- The focus on buying process or buyer’s journey presumes the buying process is static and preferences remain the same. In the modern digital age, we are seeing multiple goals and choices emerge in multiple contextual situations. These multiple contextual situations result in multiple buying paths and decisions. Companies wishing to succeed today in a fast changing environment will need to attain deep understanding of the influence of multiple goals within multiple contextual situations pertaining to multiple decisions.
- We have seen a major shift in buying behaviors due to digital technologies. Whereby, an increasing degree of how people take actions and make choices is through self-directed behaviors. Businesses have largely attempted to understand this shift in buying behavior through the lens of “process.” With marketing, for instance, believing they now “take on” a higher percentage of the “process.” Ignoring the shifts in underlying goals and motivations reshaping why and how choices and decisions are being arrived at.
- There has been a growth of buyer profiling, miscasts and mislabeled as buyer personas, which are focused on process orientation as opposed to true understanding of specific goal-directed behaviors and choices. Most troubling to see are mislabeled buyer personas emphasizing a process-oriented focus on comparative options. For example, still focused on product and decision criteria from a comparative sense. Missing entirely the deep value obtained when you focus on goal-directed behaviors and the narrative of buyers attempting to fulfill their goals.

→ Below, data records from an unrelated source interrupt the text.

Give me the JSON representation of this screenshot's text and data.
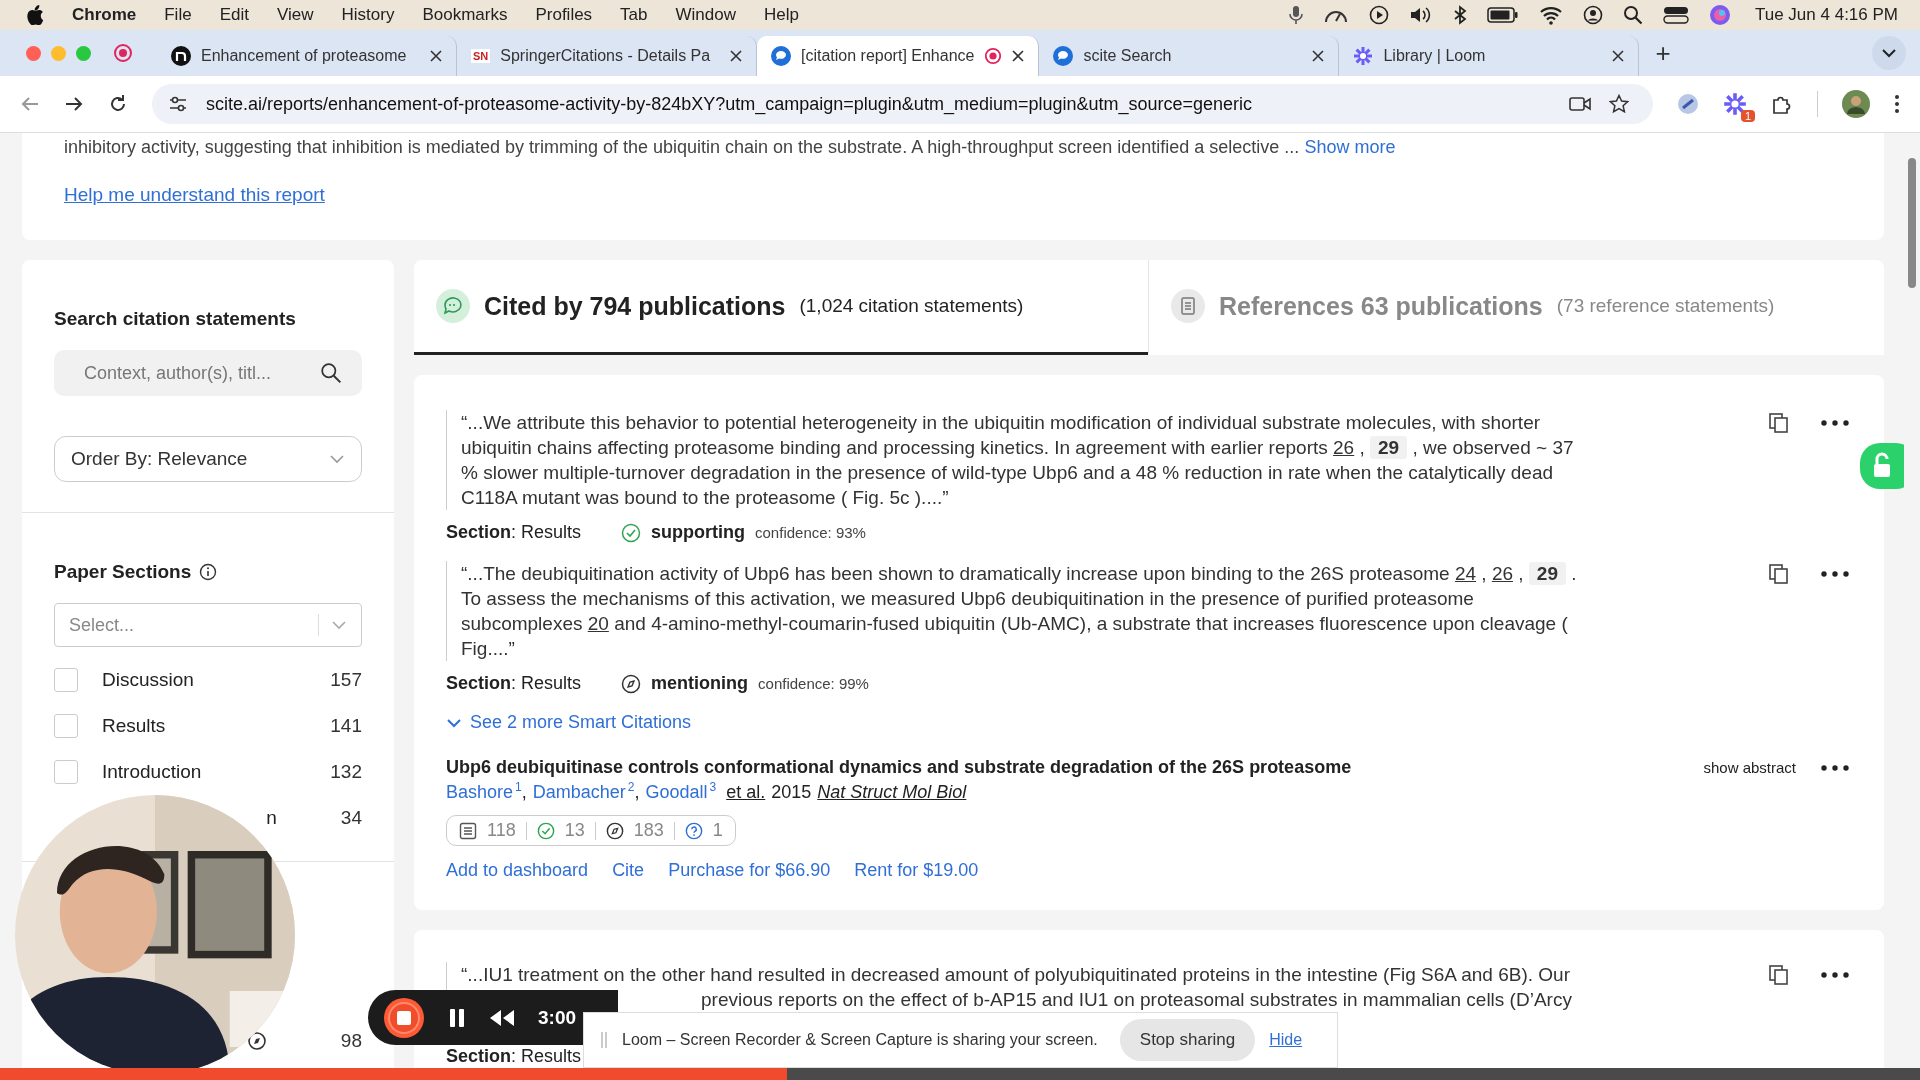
{
  "menubar": {
    "app": "Chrome",
    "items": [
      "File",
      "Edit",
      "View",
      "History",
      "Bookmarks",
      "Profiles",
      "Tab",
      "Window",
      "Help"
    ],
    "clock": "Tue Jun 4  4:16 PM"
  },
  "browser": {
    "tabs": [
      {
        "title": "Enhancement of proteasome",
        "kind": "ring",
        "selected": false,
        "recording": false
      },
      {
        "title": "SpringerCitations - Details Pa",
        "kind": "letters",
        "badge": "SN",
        "selected": false,
        "recording": false
      },
      {
        "title": "[citation report] Enhance",
        "kind": "scite",
        "selected": true,
        "recording": true
      },
      {
        "title": "scite Search",
        "kind": "scite",
        "selected": false,
        "recording": false
      },
      {
        "title": "Library | Loom",
        "kind": "loom",
        "selected": false,
        "recording": false
      }
    ],
    "new_tab": "+",
    "url": "scite.ai/reports/enhancement-of-proteasome-activity-by-824bXY?utm_campaign=plugin&utm_medium=plugin&utm_source=generic",
    "extension_badge": "1"
  },
  "report": {
    "abstract_tail": "inhibitory activity, suggesting that inhibition is mediated by trimming of the ubiquitin chain on the substrate. A high-throughput screen identified a selective ...",
    "show_more": "Show more",
    "help_link": "Help me understand this report"
  },
  "sidebar": {
    "search_heading": "Search citation statements",
    "search_placeholder": "Context, author(s), titl...",
    "order_by": "Order By: Relevance",
    "sections_heading": "Paper Sections",
    "select_placeholder": "Select...",
    "sections": [
      {
        "label": "Discussion",
        "count": "157",
        "checked": false
      },
      {
        "label": "Results",
        "count": "141",
        "checked": false
      },
      {
        "label": "Introduction",
        "count": "132",
        "checked": false
      },
      {
        "label": "n",
        "count": "34",
        "partial": true
      }
    ],
    "lower_row": {
      "count": "98"
    }
  },
  "main_tabs": [
    {
      "kind": "cited",
      "title": "Cited by 794 publications",
      "detail": "(1,024 citation statements)",
      "selected": true
    },
    {
      "kind": "references",
      "title": "References 63 publications",
      "detail": "(73 reference statements)",
      "selected": false
    }
  ],
  "results": [
    {
      "statements": [
        {
          "segments": [
            {
              "kind": "text",
              "text": "“...We attribute this behavior to potential heterogeneity in the ubiquitin modification of individual substrate molecules, with shorter ubiquitin chains affecting proteasome binding and processing kinetics. In agreement with earlier reports "
            },
            {
              "kind": "ref",
              "text": "26"
            },
            {
              "kind": "text",
              "text": " , "
            },
            {
              "kind": "current",
              "text": "29"
            },
            {
              "kind": "text",
              "text": " , we observed ~ 37 % slower multiple-turnover degradation in the presence of wild-type Ubp6 and a 48 % reduction in rate when the catalytically dead C118A mutant was bound to the proteasome ( Fig. 5c )....”"
            }
          ],
          "section": "**Section**: Results",
          "kind": "supporting",
          "label": "supporting",
          "confidence": "confidence: 93%"
        },
        {
          "segments": [
            {
              "kind": "text",
              "text": "“...The deubiquitination activity of Ubp6 has been shown to dramatically increase upon binding to the 26S proteasome "
            },
            {
              "kind": "ref",
              "text": "24"
            },
            {
              "kind": "text",
              "text": " , "
            },
            {
              "kind": "ref",
              "text": "26"
            },
            {
              "kind": "text",
              "text": " , "
            },
            {
              "kind": "current",
              "text": "29"
            },
            {
              "kind": "text",
              "text": " . To assess the mechanisms of this activation, we measured Ubp6 deubiquitination in the presence of purified proteasome subcomplexes "
            },
            {
              "kind": "ref",
              "text": "20"
            },
            {
              "kind": "text",
              "text": " and 4-amino-methyl-coumarin-fused ubiquitin (Ub-AMC), a substrate that increases fluorescence upon cleavage ( Fig....”"
            }
          ],
          "section": "**Section**: Results",
          "kind": "mentioning",
          "label": "mentioning",
          "confidence": "confidence: 99%"
        }
      ],
      "see_more": "See 2 more Smart Citations",
      "paper": {
        "title": "Ubp6 deubiquitinase controls conformational dynamics and substrate degradation of the 26S proteasome",
        "authors": [
          {
            "name": "Bashore",
            "sup": "1",
            "sep": ","
          },
          {
            "name": "Dambacher",
            "sup": "2",
            "sep": ","
          },
          {
            "name": "Goodall",
            "sup": "3"
          }
        ],
        "et_al": "et al.",
        "year": "2015",
        "journal": "Nat Struct Mol Biol",
        "show_abstract": "show abstract",
        "counts": [
          {
            "kind": "publications",
            "value": "118"
          },
          {
            "kind": "supporting",
            "value": "13"
          },
          {
            "kind": "mentioning",
            "value": "183"
          },
          {
            "kind": "unclassified",
            "value": "1"
          }
        ],
        "actions": [
          "Add to dashboard",
          "Cite",
          "Purchase for $66.90",
          "Rent for $19.00"
        ]
      }
    }
  ],
  "next_result": {
    "line_1": "“...IU1 treatment on the other hand resulted in decreased amount of polyubiquitinated proteins in the intestine (Fig S6A and 6B). Our",
    "line_2": "previous reports on the effect of b-AP15 and IU1 on proteasomal substrates in mammalian cells (D’Arcy",
    "section": "**Section**: Results"
  },
  "loom": {
    "time": "3:00",
    "sharing_text": "Loom – Screen Recorder & Screen Capture is sharing your screen.",
    "stop_sharing": "Stop sharing",
    "hide": "Hide",
    "progress": {
      "level": 0.41
    }
  }
}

Goal-Directed Buying Behaviors Define Buyer Personas
Buyer personas and the development methodology can be very powerful in informing strategies on how to best connect and market to buyers. That is if they are truly developed within the intent and context of understanding the underlying goals driving people to make the choices and decisions, which are before them. It involves the use of a goal-directed methodology to understand buyers within this context.

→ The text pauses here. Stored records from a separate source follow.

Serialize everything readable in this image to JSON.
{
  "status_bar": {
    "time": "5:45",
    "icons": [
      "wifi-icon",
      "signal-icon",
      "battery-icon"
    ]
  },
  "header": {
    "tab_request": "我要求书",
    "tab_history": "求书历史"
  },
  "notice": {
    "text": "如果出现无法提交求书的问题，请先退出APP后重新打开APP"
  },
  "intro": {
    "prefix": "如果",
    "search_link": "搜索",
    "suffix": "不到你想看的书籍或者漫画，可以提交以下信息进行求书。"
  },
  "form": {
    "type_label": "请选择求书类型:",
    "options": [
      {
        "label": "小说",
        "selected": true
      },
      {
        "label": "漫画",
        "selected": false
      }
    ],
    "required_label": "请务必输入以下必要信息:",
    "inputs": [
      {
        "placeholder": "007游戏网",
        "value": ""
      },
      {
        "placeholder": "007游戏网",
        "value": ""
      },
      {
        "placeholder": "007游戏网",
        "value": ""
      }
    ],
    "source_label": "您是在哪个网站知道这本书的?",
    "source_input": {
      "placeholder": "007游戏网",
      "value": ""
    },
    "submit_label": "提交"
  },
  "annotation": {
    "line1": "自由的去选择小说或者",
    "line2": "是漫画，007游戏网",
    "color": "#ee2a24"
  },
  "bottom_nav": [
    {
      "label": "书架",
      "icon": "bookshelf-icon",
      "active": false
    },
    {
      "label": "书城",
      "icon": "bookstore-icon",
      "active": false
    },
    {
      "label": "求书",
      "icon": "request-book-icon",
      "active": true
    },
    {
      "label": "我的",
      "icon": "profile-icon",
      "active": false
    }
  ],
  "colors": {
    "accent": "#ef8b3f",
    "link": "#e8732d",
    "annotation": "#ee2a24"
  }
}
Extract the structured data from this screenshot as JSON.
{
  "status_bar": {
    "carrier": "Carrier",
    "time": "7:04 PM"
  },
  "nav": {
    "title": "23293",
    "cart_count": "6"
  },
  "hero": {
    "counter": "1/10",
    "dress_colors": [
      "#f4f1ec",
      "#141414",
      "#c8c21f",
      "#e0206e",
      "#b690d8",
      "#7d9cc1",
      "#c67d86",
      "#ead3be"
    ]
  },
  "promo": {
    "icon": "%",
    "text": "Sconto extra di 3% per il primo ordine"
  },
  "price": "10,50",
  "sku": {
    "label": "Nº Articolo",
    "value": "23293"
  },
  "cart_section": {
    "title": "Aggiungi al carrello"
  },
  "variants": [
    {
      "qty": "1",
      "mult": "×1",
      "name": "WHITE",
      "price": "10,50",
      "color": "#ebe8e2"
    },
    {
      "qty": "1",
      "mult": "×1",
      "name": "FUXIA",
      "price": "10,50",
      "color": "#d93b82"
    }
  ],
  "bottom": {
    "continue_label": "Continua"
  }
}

A simple yet profound declaration can be made here. Which is, buyer personas are rooted and founded on the principle of understanding the influence of goal-directed buying behaviors. Within a larger context, buyer personas are an element of a human-centered approach to marketing focused on fulfilling goals. It involves using a goal-directed research and modeling methodology. If buyer personas are not developed within this context – then they truly are not buyer personas. Simply stated, what they represent is factors-based as well as process-based profiling of buyers.